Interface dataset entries
*** Block opens ***

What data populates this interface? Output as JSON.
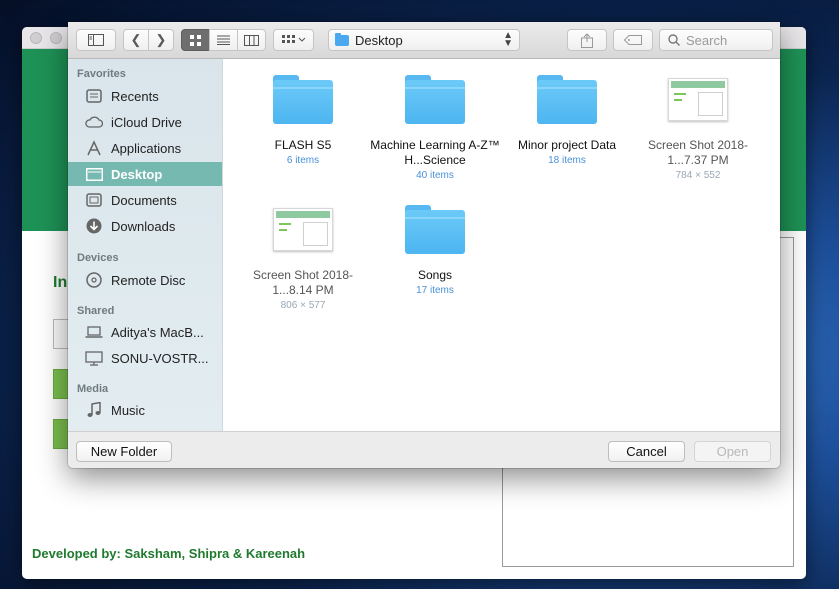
{
  "background_app": {
    "footer_text": "Developed by: Saksham, Shipra & Kareenah",
    "heading_fragment": "In"
  },
  "toolbar": {
    "sidebar_toggle_icon": "sidebar-icon",
    "back_icon": "chevron-left-icon",
    "forward_icon": "chevron-right-icon",
    "view_modes": [
      "icon-view",
      "list-view",
      "column-view"
    ],
    "selected_view": "icon-view",
    "arrange_icon": "group-icon",
    "location": "Desktop",
    "share_icon": "share-icon",
    "tag_icon": "tag-icon",
    "search_placeholder": "Search"
  },
  "sidebar": {
    "favorites_label": "Favorites",
    "favorites": [
      {
        "label": "Recents",
        "icon": "clock-icon"
      },
      {
        "label": "iCloud Drive",
        "icon": "cloud-icon"
      },
      {
        "label": "Applications",
        "icon": "applications-icon"
      },
      {
        "label": "Desktop",
        "icon": "desktop-icon",
        "selected": true
      },
      {
        "label": "Documents",
        "icon": "document-icon"
      },
      {
        "label": "Downloads",
        "icon": "download-icon"
      }
    ],
    "devices_label": "Devices",
    "devices": [
      {
        "label": "Remote Disc",
        "icon": "disc-icon"
      }
    ],
    "shared_label": "Shared",
    "shared": [
      {
        "label": "Aditya's MacB...",
        "icon": "laptop-icon"
      },
      {
        "label": "SONU-VOSTR...",
        "icon": "monitor-icon"
      }
    ],
    "media_label": "Media",
    "media": [
      {
        "label": "Music",
        "icon": "music-icon"
      }
    ]
  },
  "files": [
    {
      "name": "FLASH S5",
      "meta": "6 items",
      "kind": "folder"
    },
    {
      "name": "Machine Learning A-Z™ H...Science",
      "meta": "40 items",
      "kind": "folder"
    },
    {
      "name": "Minor project Data",
      "meta": "18 items",
      "kind": "folder"
    },
    {
      "name": "Screen Shot 2018-1...7.37 PM",
      "meta": "784 × 552",
      "kind": "image",
      "dimmed": true
    },
    {
      "name": "Screen Shot 2018-1...8.14 PM",
      "meta": "806 × 577",
      "kind": "image",
      "dimmed": true
    },
    {
      "name": "Songs",
      "meta": "17 items",
      "kind": "folder"
    }
  ],
  "buttons": {
    "new_folder": "New Folder",
    "cancel": "Cancel",
    "open": "Open"
  }
}
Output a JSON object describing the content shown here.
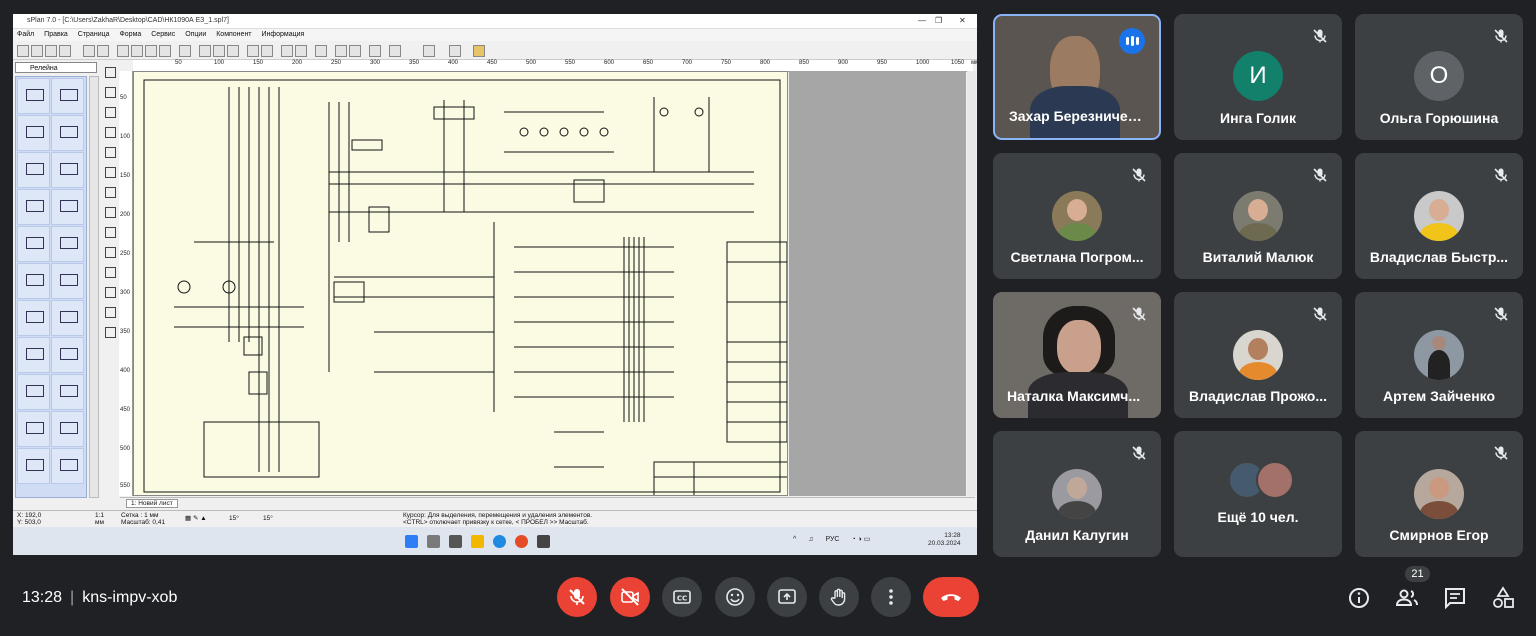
{
  "app": {
    "title": "sPlan 7.0 - [C:\\Users\\ZakhaR\\Desktop\\CAD\\НК1090А ЕЗ_1.spl7]",
    "menu": [
      "Файл",
      "Правка",
      "Страница",
      "Форма",
      "Сервис",
      "Опции",
      "Компонент",
      "Информация"
    ],
    "library_select": "Релейна",
    "ruler_top": [
      "50",
      "100",
      "150",
      "200",
      "250",
      "300",
      "350",
      "400",
      "450",
      "500",
      "550",
      "600",
      "650",
      "700",
      "750",
      "800",
      "850",
      "900",
      "950",
      "1000",
      "1050"
    ],
    "ruler_unit": "мм",
    "ruler_left": [
      "50",
      "100",
      "150",
      "200",
      "250",
      "300",
      "350",
      "400",
      "450",
      "500",
      "550"
    ],
    "sheet_tab": "1: Новий лист",
    "status": {
      "coord_x": "X: 192,0",
      "coord_y": "Y: 503,0",
      "unit_value": "1:1",
      "unit": "мм",
      "grid": "Сетка : 1 мм",
      "scale": "Масштаб: 0,41",
      "angle1": "15°",
      "angle2": "15°",
      "hint1": "Курсор: Для выделения, перемещения и удаления элементов.",
      "hint2": "<CTRL> отключает привязку к сетке, < ПРОБЕЛ >> Масштаб."
    },
    "taskbar": {
      "tray_lang": "РУС",
      "time": "13:28",
      "date": "20.03.2024"
    },
    "colors": {
      "canvas": "#fbfae3",
      "library": "#cfdcf4"
    }
  },
  "participants": [
    {
      "name": "Захар Березничен...",
      "type": "video",
      "speaking": true
    },
    {
      "name": "Инга Голик",
      "type": "initial",
      "initial": "И",
      "color": "#12806a",
      "muted": true
    },
    {
      "name": "Ольга Горюшина",
      "type": "initial",
      "initial": "О",
      "color": "#5f6368",
      "muted": true
    },
    {
      "name": "Светлана Погром...",
      "type": "avatar",
      "muted": true
    },
    {
      "name": "Виталий Малюк",
      "type": "avatar",
      "muted": true
    },
    {
      "name": "Владислав Быстр...",
      "type": "avatar",
      "muted": true
    },
    {
      "name": "Наталка Максимч...",
      "type": "video",
      "muted": true
    },
    {
      "name": "Владислав Прожо...",
      "type": "avatar",
      "muted": true
    },
    {
      "name": "Артем Зайченко",
      "type": "avatar",
      "muted": true
    },
    {
      "name": "Данил Калугин",
      "type": "avatar",
      "muted": true
    },
    {
      "name": "Ещё 10 чел.",
      "type": "group"
    },
    {
      "name": "Смирнов Егор",
      "type": "avatar",
      "muted": true
    }
  ],
  "meeting": {
    "time": "13:28",
    "code": "kns-impv-xob",
    "participant_count": "21"
  },
  "icons": {
    "mic": "mic-off-icon",
    "camera": "camera-off-icon",
    "captions": "captions-icon",
    "emoji": "emoji-icon",
    "present": "present-icon",
    "hand": "raise-hand-icon",
    "more": "more-options-icon",
    "end": "end-call-icon",
    "info": "info-icon",
    "people": "people-icon",
    "chat": "chat-icon",
    "activities": "activities-icon"
  }
}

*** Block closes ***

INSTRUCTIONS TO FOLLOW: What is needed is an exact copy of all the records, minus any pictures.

SOLUTION TO THIS PROBLEM:
What data populates this interface? Output as JSON.
{
  "background_app": {
    "footer_text": "Developed by: Saksham, Shipra & Kareenah",
    "heading_fragment": "In"
  },
  "toolbar": {
    "sidebar_toggle_icon": "sidebar-icon",
    "back_icon": "chevron-left-icon",
    "forward_icon": "chevron-right-icon",
    "view_modes": [
      "icon-view",
      "list-view",
      "column-view"
    ],
    "selected_view": "icon-view",
    "arrange_icon": "group-icon",
    "location": "Desktop",
    "share_icon": "share-icon",
    "tag_icon": "tag-icon",
    "search_placeholder": "Search"
  },
  "sidebar": {
    "favorites_label": "Favorites",
    "favorites": [
      {
        "label": "Recents",
        "icon": "clock-icon"
      },
      {
        "label": "iCloud Drive",
        "icon": "cloud-icon"
      },
      {
        "label": "Applications",
        "icon": "applications-icon"
      },
      {
        "label": "Desktop",
        "icon": "desktop-icon",
        "selected": true
      },
      {
        "label": "Documents",
        "icon": "document-icon"
      },
      {
        "label": "Downloads",
        "icon": "download-icon"
      }
    ],
    "devices_label": "Devices",
    "devices": [
      {
        "label": "Remote Disc",
        "icon": "disc-icon"
      }
    ],
    "shared_label": "Shared",
    "shared": [
      {
        "label": "Aditya's MacB...",
        "icon": "laptop-icon"
      },
      {
        "label": "SONU-VOSTR...",
        "icon": "monitor-icon"
      }
    ],
    "media_label": "Media",
    "media": [
      {
        "label": "Music",
        "icon": "music-icon"
      }
    ]
  },
  "files": [
    {
      "name": "FLASH S5",
      "meta": "6 items",
      "kind": "folder"
    },
    {
      "name": "Machine Learning A-Z™ H...Science",
      "meta": "40 items",
      "kind": "folder"
    },
    {
      "name": "Minor project Data",
      "meta": "18 items",
      "kind": "folder"
    },
    {
      "name": "Screen Shot 2018-1...7.37 PM",
      "meta": "784 × 552",
      "kind": "image",
      "dimmed": true
    },
    {
      "name": "Screen Shot 2018-1...8.14 PM",
      "meta": "806 × 577",
      "kind": "image",
      "dimmed": true
    },
    {
      "name": "Songs",
      "meta": "17 items",
      "kind": "folder"
    }
  ],
  "buttons": {
    "new_folder": "New Folder",
    "cancel": "Cancel",
    "open": "Open"
  }
}
Output a JSON object describing the content shown here.
{
  "app": {
    "title": "sPlan 7.0 - [C:\\Users\\ZakhaR\\Desktop\\CAD\\НК1090А ЕЗ_1.spl7]",
    "menu": [
      "Файл",
      "Правка",
      "Страница",
      "Форма",
      "Сервис",
      "Опции",
      "Компонент",
      "Информация"
    ],
    "library_select": "Релейна",
    "ruler_top": [
      "50",
      "100",
      "150",
      "200",
      "250",
      "300",
      "350",
      "400",
      "450",
      "500",
      "550",
      "600",
      "650",
      "700",
      "750",
      "800",
      "850",
      "900",
      "950",
      "1000",
      "1050"
    ],
    "ruler_unit": "мм",
    "ruler_left": [
      "50",
      "100",
      "150",
      "200",
      "250",
      "300",
      "350",
      "400",
      "450",
      "500",
      "550"
    ],
    "sheet_tab": "1: Новий лист",
    "status": {
      "coord_x": "X: 192,0",
      "coord_y": "Y: 503,0",
      "unit_value": "1:1",
      "unit": "мм",
      "grid": "Сетка : 1 мм",
      "scale": "Масштаб: 0,41",
      "angle1": "15°",
      "angle2": "15°",
      "hint1": "Курсор: Для выделения, перемещения и удаления элементов.",
      "hint2": "<CTRL> отключает привязку к сетке, < ПРОБЕЛ >> Масштаб."
    },
    "taskbar": {
      "tray_lang": "РУС",
      "time": "13:28",
      "date": "20.03.2024"
    },
    "colors": {
      "canvas": "#fbfae3",
      "library": "#cfdcf4"
    }
  },
  "participants": [
    {
      "name": "Захар Березничен...",
      "type": "video",
      "speaking": true
    },
    {
      "name": "Инга Голик",
      "type": "initial",
      "initial": "И",
      "color": "#12806a",
      "muted": true
    },
    {
      "name": "Ольга Горюшина",
      "type": "initial",
      "initial": "О",
      "color": "#5f6368",
      "muted": true
    },
    {
      "name": "Светлана Погром...",
      "type": "avatar",
      "muted": true
    },
    {
      "name": "Виталий Малюк",
      "type": "avatar",
      "muted": true
    },
    {
      "name": "Владислав Быстр...",
      "type": "avatar",
      "muted": true
    },
    {
      "name": "Наталка Максимч...",
      "type": "video",
      "muted": true
    },
    {
      "name": "Владислав Прожо...",
      "type": "avatar",
      "muted": true
    },
    {
      "name": "Артем Зайченко",
      "type": "avatar",
      "muted": true
    },
    {
      "name": "Данил Калугин",
      "type": "avatar",
      "muted": true
    },
    {
      "name": "Ещё 10 чел.",
      "type": "group"
    },
    {
      "name": "Смирнов Егор",
      "type": "avatar",
      "muted": true
    }
  ],
  "meeting": {
    "time": "13:28",
    "code": "kns-impv-xob",
    "participant_count": "21"
  },
  "icons": {
    "mic": "mic-off-icon",
    "camera": "camera-off-icon",
    "captions": "captions-icon",
    "emoji": "emoji-icon",
    "present": "present-icon",
    "hand": "raise-hand-icon",
    "more": "more-options-icon",
    "end": "end-call-icon",
    "info": "info-icon",
    "people": "people-icon",
    "chat": "chat-icon",
    "activities": "activities-icon"
  }
}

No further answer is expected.